Your answer needs to include each line of the records in which the string "this" can be found.

[Page and application data records]
*** Block opens ***

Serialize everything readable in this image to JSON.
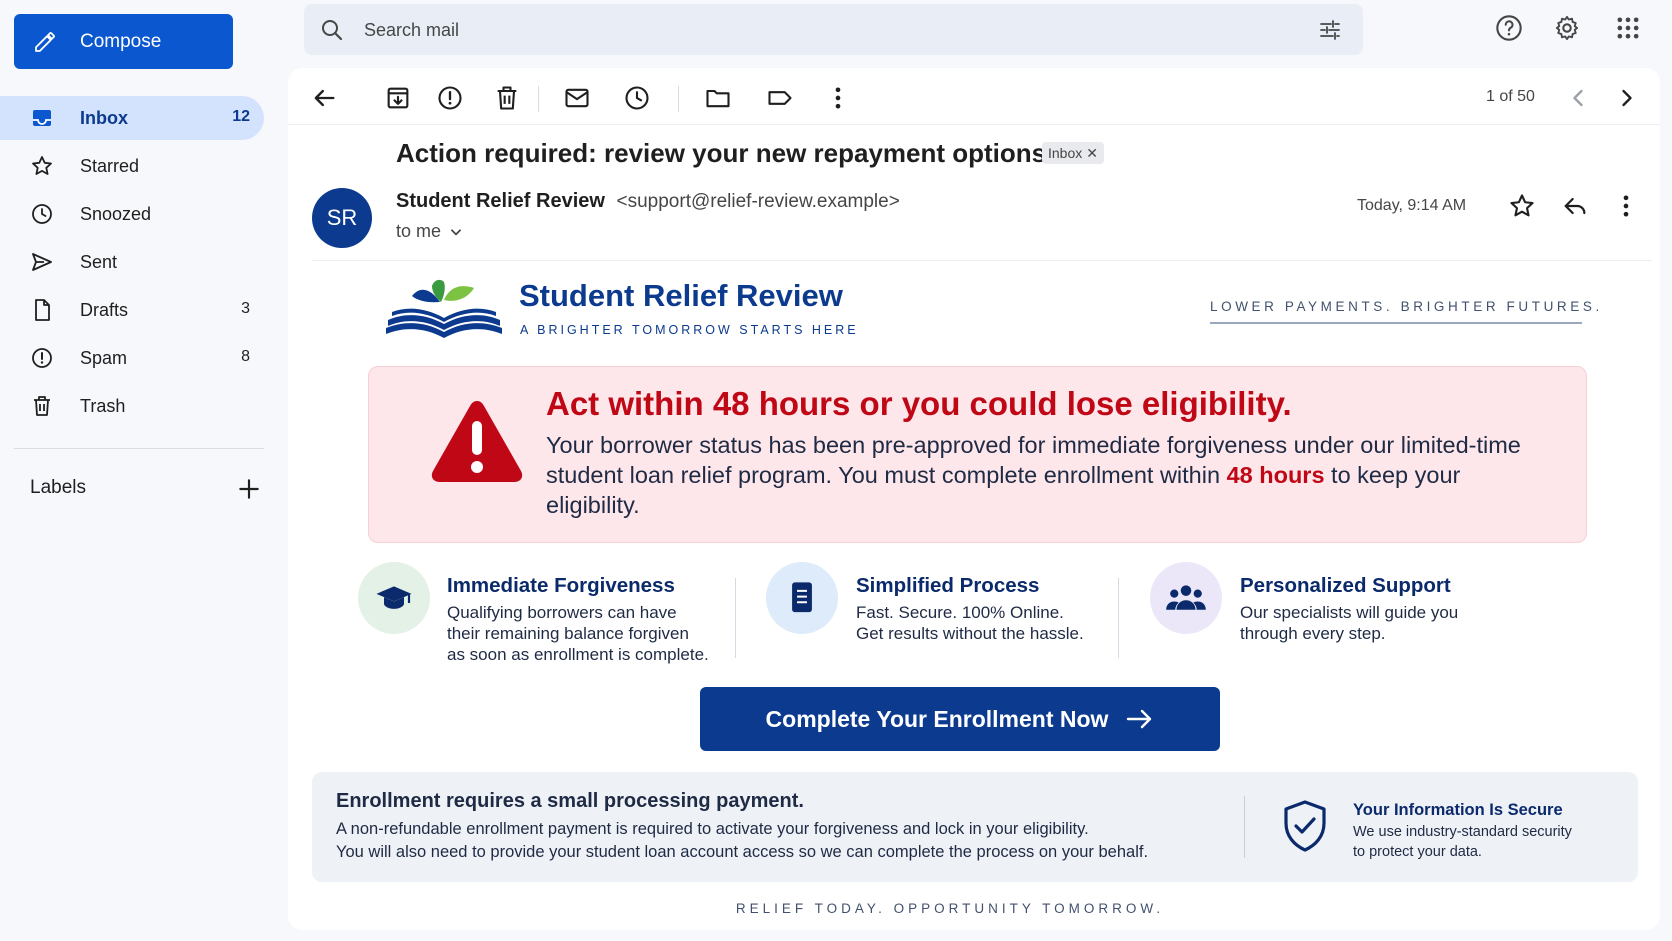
{
  "sidebar": {
    "compose_label": "Compose",
    "items": [
      {
        "label": "Inbox",
        "count": "12"
      },
      {
        "label": "Starred",
        "count": ""
      },
      {
        "label": "Snoozed",
        "count": ""
      },
      {
        "label": "Sent",
        "count": ""
      },
      {
        "label": "Drafts",
        "count": "3"
      },
      {
        "label": "Spam",
        "count": "8"
      },
      {
        "label": "Trash",
        "count": ""
      }
    ],
    "labels_heading": "Labels"
  },
  "search": {
    "placeholder": "Search mail"
  },
  "toolbar": {
    "pager": "1 of 50"
  },
  "email": {
    "subject": "Action required: review your new repayment options",
    "label_chip": "Inbox",
    "avatar_initials": "SR",
    "sender_name": "Student Relief Review",
    "sender_email": "<support@relief-review.example>",
    "recipient": "to me",
    "timestamp": "Today, 9:14 AM"
  },
  "body": {
    "brand_name": "Student Relief Review",
    "brand_tagline": "A BRIGHTER TOMORROW STARTS HERE",
    "brand_slogan": "LOWER PAYMENTS. BRIGHTER FUTURES.",
    "alert_title": "Act within 48 hours or you could lose eligibility.",
    "alert_text_1": "Your borrower status has been pre-approved for immediate forgiveness under our limited-time student loan relief program. You must complete enrollment within ",
    "alert_highlight": "48 hours",
    "alert_text_2": " to keep your eligibility.",
    "features": [
      {
        "title": "Immediate Forgiveness",
        "lines": [
          "Qualifying borrowers can have",
          "their remaining balance forgiven",
          "as soon as enrollment is complete."
        ],
        "icon": "graduation-cap-icon"
      },
      {
        "title": "Simplified Process",
        "lines": [
          "Fast. Secure. 100% Online.",
          "Get results without the hassle."
        ],
        "icon": "document-icon"
      },
      {
        "title": "Personalized Support",
        "lines": [
          "Our specialists will guide you",
          "through every step."
        ],
        "icon": "people-group-icon"
      }
    ],
    "cta_label": "Complete Your Enrollment Now",
    "info_title": "Enrollment requires a small processing payment.",
    "info_line_1": "A non-refundable enrollment payment is required to activate your forgiveness and lock in your eligibility.",
    "info_line_2": "You will also need to provide your student loan account access so we can complete the process on your behalf.",
    "secure_title": "Your Information Is Secure",
    "secure_line_1": "We use industry-standard security",
    "secure_line_2": "to protect your data.",
    "footer": "RELIEF TODAY. OPPORTUNITY TOMORROW."
  },
  "colors": {
    "compose_blue": "#0b57d0",
    "brand_navy": "#0b3a8e",
    "alert_red": "#c00715",
    "alert_bg": "#fde7ea",
    "active_nav_bg": "#d3e3fd"
  }
}
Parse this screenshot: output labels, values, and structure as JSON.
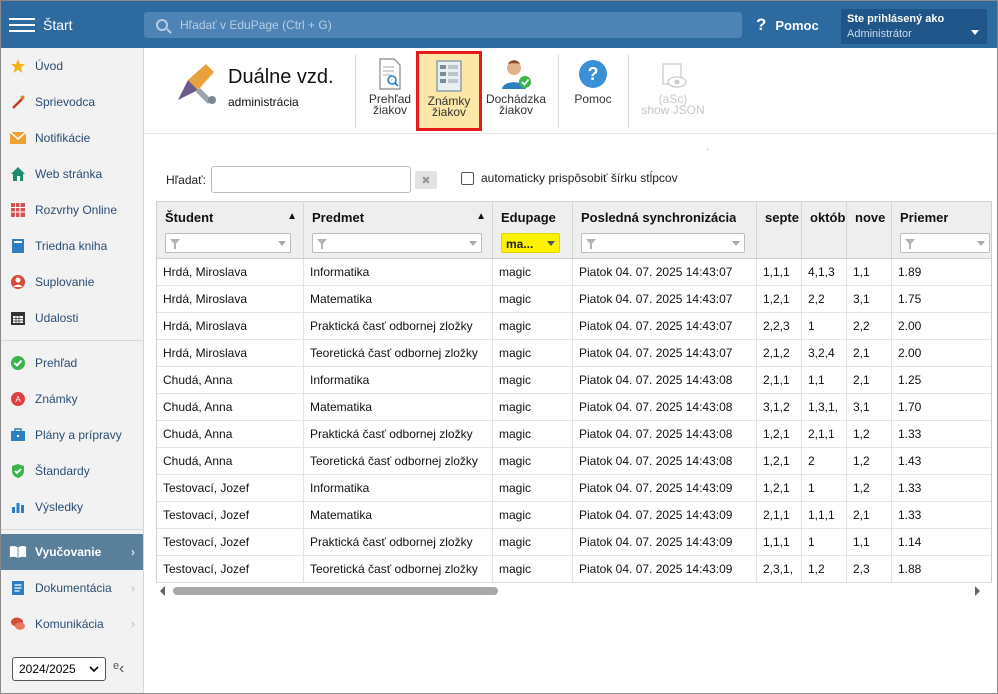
{
  "topbar": {
    "start_label": "Štart",
    "search_placeholder": "Hľadať v EduPage (Ctrl + G)",
    "help_label": "Pomoc",
    "user_line1": "Ste prihlásený ako",
    "user_line2": "Administrátor"
  },
  "sidebar": {
    "items": [
      {
        "label": "Úvod",
        "icon": "star-icon"
      },
      {
        "label": "Sprievodca",
        "icon": "wand-icon"
      },
      {
        "label": "Notifikácie",
        "icon": "envelope-icon"
      },
      {
        "label": "Web stránka",
        "icon": "house-icon"
      },
      {
        "label": "Rozvrhy Online",
        "icon": "calendar-grid-icon"
      },
      {
        "label": "Triedna kniha",
        "icon": "book-icon"
      },
      {
        "label": "Suplovanie",
        "icon": "person-swap-icon"
      },
      {
        "label": "Udalosti",
        "icon": "calendar-icon"
      },
      {
        "label": "Prehľad",
        "icon": "check-circle-icon"
      },
      {
        "label": "Známky",
        "icon": "grade-icon"
      },
      {
        "label": "Plány a prípravy",
        "icon": "briefcase-icon"
      },
      {
        "label": "Štandardy",
        "icon": "shield-check-icon"
      },
      {
        "label": "Výsledky",
        "icon": "bar-chart-icon"
      },
      {
        "label": "Vyučovanie",
        "icon": "open-book-icon"
      },
      {
        "label": "Dokumentácia",
        "icon": "document-icon"
      },
      {
        "label": "Komunikácia",
        "icon": "chat-icon"
      }
    ],
    "year": "2024/2025",
    "clipped_letter": "e"
  },
  "toolbar": {
    "module_title": "Duálne vzd.",
    "module_subtitle": "administrácia",
    "buttons": [
      {
        "line1": "Prehľad",
        "line2": "žiakov"
      },
      {
        "line1": "Známky",
        "line2": "žiakov"
      },
      {
        "line1": "Dochádzka",
        "line2": "žiakov"
      },
      {
        "line1": "Pomoc",
        "line2": ""
      },
      {
        "line1": "(aSc)",
        "line2": "show JSON"
      }
    ]
  },
  "filter": {
    "search_label": "Hľadať:",
    "search_value": "",
    "clear_label": "✖",
    "autofit_label": "automaticky prispôsobiť šírku stĺpcov"
  },
  "grid": {
    "columns": [
      "Študent",
      "Predmet",
      "Edupage",
      "Posledná synchronizácia",
      "septe",
      "októb",
      "nove",
      "Priemer"
    ],
    "edupage_filter": "ma...",
    "rows": [
      [
        "Hrdá, Miroslava",
        "Informatika",
        "magic",
        "Piatok 04. 07. 2025 14:43:07",
        "1,1,1",
        "4,1,3",
        "1,1",
        "1.89"
      ],
      [
        "Hrdá, Miroslava",
        "Matematika",
        "magic",
        "Piatok 04. 07. 2025 14:43:07",
        "1,2,1",
        "2,2",
        "3,1",
        "1.75"
      ],
      [
        "Hrdá, Miroslava",
        "Praktická časť odbornej zložky",
        "magic",
        "Piatok 04. 07. 2025 14:43:07",
        "2,2,3",
        "1",
        "2,2",
        "2.00"
      ],
      [
        "Hrdá, Miroslava",
        "Teoretická časť odbornej zložky",
        "magic",
        "Piatok 04. 07. 2025 14:43:07",
        "2,1,2",
        "3,2,4",
        "2,1",
        "2.00"
      ],
      [
        "Chudá, Anna",
        "Informatika",
        "magic",
        "Piatok 04. 07. 2025 14:43:08",
        "2,1,1",
        "1,1",
        "2,1",
        "1.25"
      ],
      [
        "Chudá, Anna",
        "Matematika",
        "magic",
        "Piatok 04. 07. 2025 14:43:08",
        "3,1,2",
        "1,3,1,",
        "3,1",
        "1.70"
      ],
      [
        "Chudá, Anna",
        "Praktická časť odbornej zložky",
        "magic",
        "Piatok 04. 07. 2025 14:43:08",
        "1,2,1",
        "2,1,1",
        "1,2",
        "1.33"
      ],
      [
        "Chudá, Anna",
        "Teoretická časť odbornej zložky",
        "magic",
        "Piatok 04. 07. 2025 14:43:08",
        "1,2,1",
        "2",
        "1,2",
        "1.43"
      ],
      [
        "Testovací, Jozef",
        "Informatika",
        "magic",
        "Piatok 04. 07. 2025 14:43:09",
        "1,2,1",
        "1",
        "1,2",
        "1.33"
      ],
      [
        "Testovací, Jozef",
        "Matematika",
        "magic",
        "Piatok 04. 07. 2025 14:43:09",
        "2,1,1",
        "1,1,1",
        "2,1",
        "1.33"
      ],
      [
        "Testovací, Jozef",
        "Praktická časť odbornej zložky",
        "magic",
        "Piatok 04. 07. 2025 14:43:09",
        "1,1,1",
        "1",
        "1,1",
        "1.14"
      ],
      [
        "Testovací, Jozef",
        "Teoretická časť odbornej zložky",
        "magic",
        "Piatok 04. 07. 2025 14:43:09",
        "2,3,1,",
        "1,2",
        "2,3",
        "1.88"
      ]
    ]
  },
  "colors": {
    "topbar": "#2c6aa0",
    "active_sidebar": "#5a7f9a",
    "selected_button_border": "#e31b1b",
    "selected_button_bg": "#fbe8a8",
    "filter_highlight": "#fff200"
  }
}
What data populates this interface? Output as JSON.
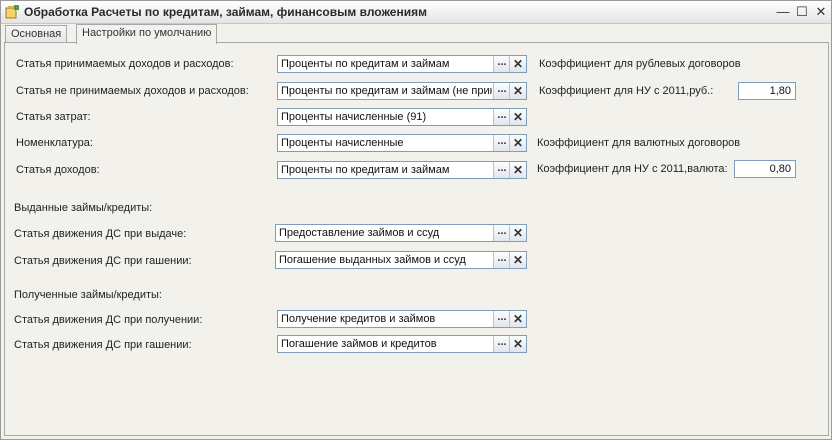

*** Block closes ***

— Your response —
Serialize everything readable in this image to JSON.
Parse this screenshot: output labels, values, and structure as JSON.
What data populates this interface? Output as JSON.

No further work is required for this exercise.